Multiple Worship Locations

Jan Edmiston has written a pair of fascinating posts, which work well as separate pieces, but even better together.

A few days ago, I read this post, which talks about being one person with many different spiritual communities.  I have long felt that way.  I usually have a local spiritual community, along with distant sites where I go regularly, like Mepkin Abbey and Lutheridge.

But could one have different spiritual communities in the same town?  I haven't experimented with that as much because most weeks, it's all I can do to maintain ties to my local church, much less add some more to my schedule.

There have been times, however, when I've yearned for something different and more contemplative.  My local church has periodic contemplative offerings, but what if I actually could be a Quaker/Lutheran?  What if I could find a nearby community that chanted the Liturgy of the Hours, and I could join them occasionally on week days?  What if I worshiped someplace else, but returned to my home church to help with the spiritual formation of children?  Edmiston's post made me think about the possibilities. 

I'd love to find someplace close to work, where I could slip away for week day refreshment.  Even a noon concert would be great.  I've moved away from thinking that I need a liturgy-readings-sermon-Eucharist kind of experience for it to count as authentic worship.  A beautiful concert that turned my attention to God would help me greatly.

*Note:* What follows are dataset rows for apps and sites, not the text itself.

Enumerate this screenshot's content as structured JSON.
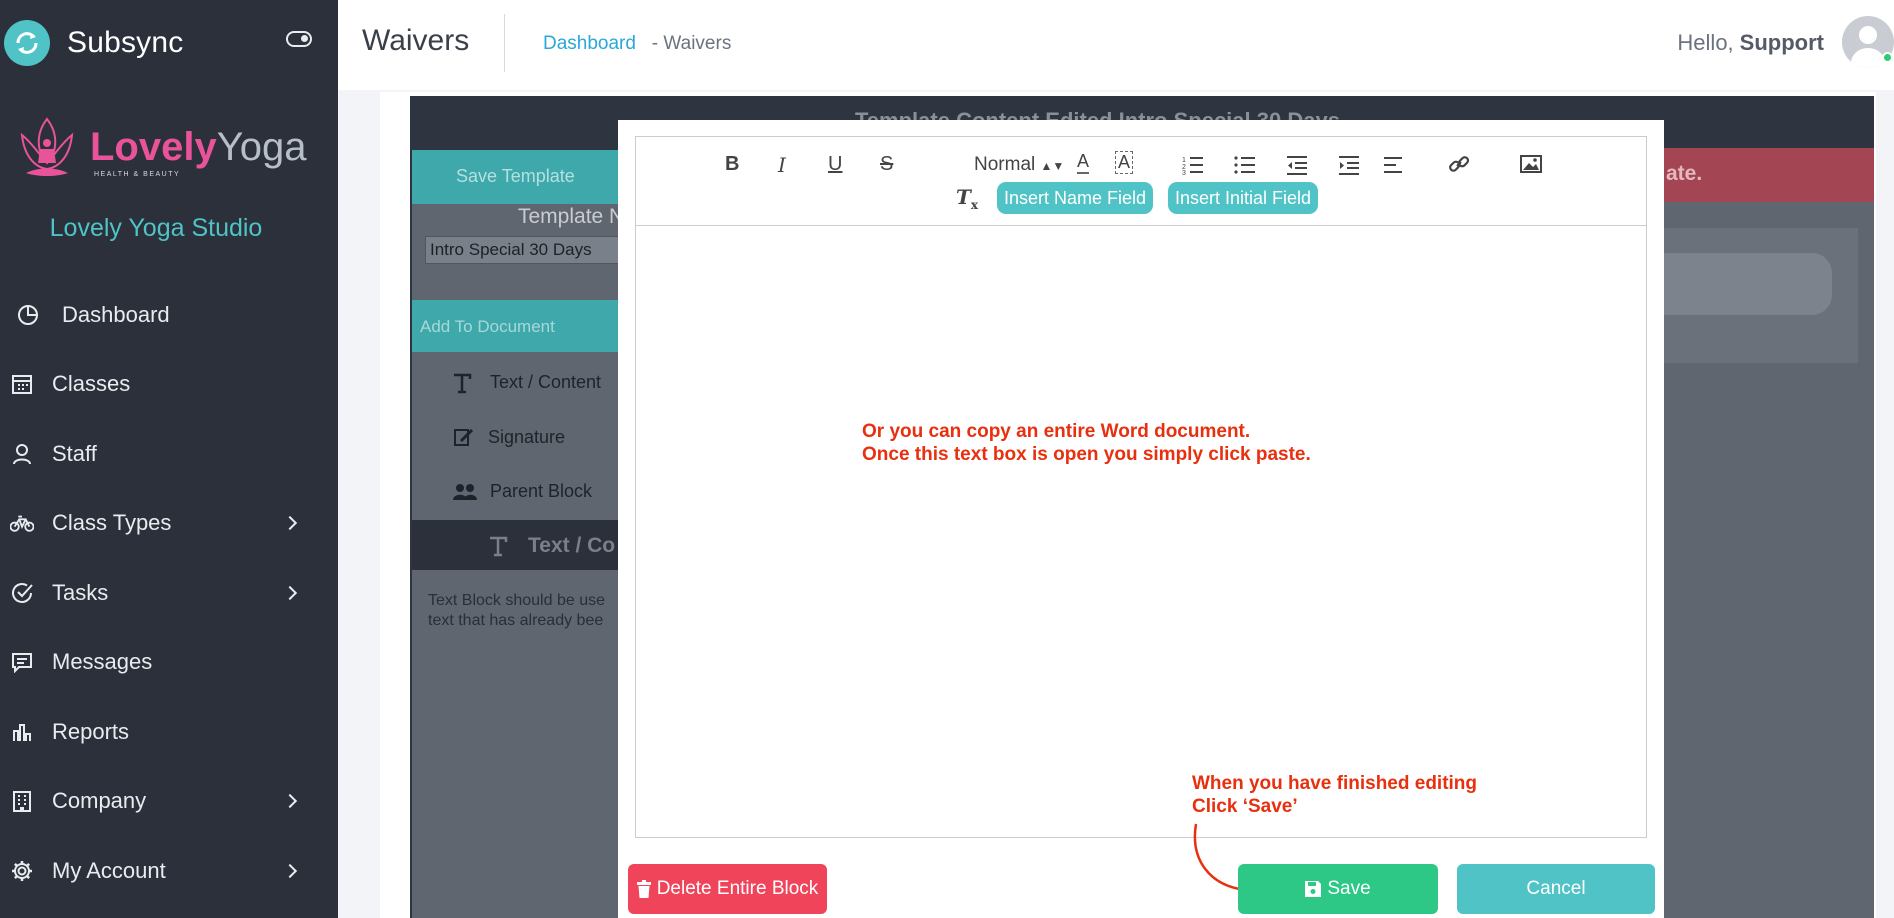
{
  "app": {
    "name": "Subsync"
  },
  "sidebar": {
    "logo": {
      "word1": "Lovely",
      "word2": "Yoga",
      "tagline": "HEALTH & BEAUTY"
    },
    "studio_name": "Lovely Yoga Studio",
    "items": [
      {
        "label": "Dashboard",
        "icon": "pie-chart-icon"
      },
      {
        "label": "Classes",
        "icon": "calendar-icon"
      },
      {
        "label": "Staff",
        "icon": "user-icon"
      },
      {
        "label": "Class Types",
        "icon": "bicycle-icon",
        "has_submenu": true
      },
      {
        "label": "Tasks",
        "icon": "check-circle-icon",
        "has_submenu": true
      },
      {
        "label": "Messages",
        "icon": "message-icon"
      },
      {
        "label": "Reports",
        "icon": "bar-chart-icon"
      },
      {
        "label": "Company",
        "icon": "building-icon",
        "has_submenu": true
      },
      {
        "label": "My Account",
        "icon": "gear-icon",
        "has_submenu": true
      }
    ]
  },
  "header": {
    "title": "Waivers",
    "breadcrumb": {
      "link": "Dashboard",
      "separator": "-",
      "current": "Waivers"
    },
    "greeting": "Hello,",
    "user": "Support"
  },
  "background": {
    "title": "Template Content Edited Intro Special 30 Days",
    "save_template": "Save Template",
    "alert_text": "ate.",
    "template_label": "Template N",
    "template_value": "Intro Special 30 Days",
    "add_to_document": "Add To Document",
    "items": [
      "Text / Content",
      "Signature",
      "Parent Block"
    ],
    "selected_block": "Text / Co",
    "description": "Text Block should be use text that has already bee"
  },
  "editor": {
    "format_select": "Normal",
    "insert_name": "Insert Name Field",
    "insert_initial": "Insert Initial Field"
  },
  "annotations": {
    "paste_note": "Or you can copy an entire Word document.",
    "paste_note_2": "Once this text box is open you simply click paste.",
    "save_note": "When you have finished editing",
    "save_note_2": "Click ‘Save’"
  },
  "modal_buttons": {
    "delete": "Delete Entire Block",
    "save": "Save",
    "cancel": "Cancel"
  },
  "colors": {
    "sidebar_bg": "#2b303b",
    "accent": "#4fc3c6",
    "link": "#2aa8d8",
    "danger": "#f0445a",
    "success": "#2dc885",
    "annotation": "#e8300f"
  }
}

And no, a prayer group at work is not what I want.

As I read Edmiston's post, I thought about how many different churches see themselves as in a competition for members, and thus, if someone like me wanted to worship multiple places, that might be seen as betrayal.  Edmiston has written about those issues with this post.  She ends with this provocative question:  "One culture shift we need to make is becoming less prideful  (“Our church is Big Deal Church on the Hill“) and more Kingdom-focused (“Who cares through which portal someone enters just as long as transformation happens?“)."

Along the way, she shares a vision of what can happen if several churches join together.  It's powerful.

Of course, it's hard to know just how to do that.  My suburban church had a partnership for several years with an urban church who provided Wed. night dinners.  Unfortunately, that program was ultimately disbanded by the urban church, and we haven't done anything else with them.

And her post doesn't address what happens if no church is the Big Deal Church on the Hill, but if we're all struggling just to pay the bills and keep the building from falling into utter disrepair, and thus, can't do the visioning necessary to move in the direction that she proposes.

Sigh.  Yes, I write this on the morning of our Church Council meeting, where we will likely be less Kingdom focused and more building/finance focused.  Double sigh.

1 comment:

Anonymous said...

To even ask yourself if you could be a Unchristian/Christian is showing that you probably aren't a Lutheran or a Christian in the first place.

I think you need to do some deep thought about what defines your faith and beliefs.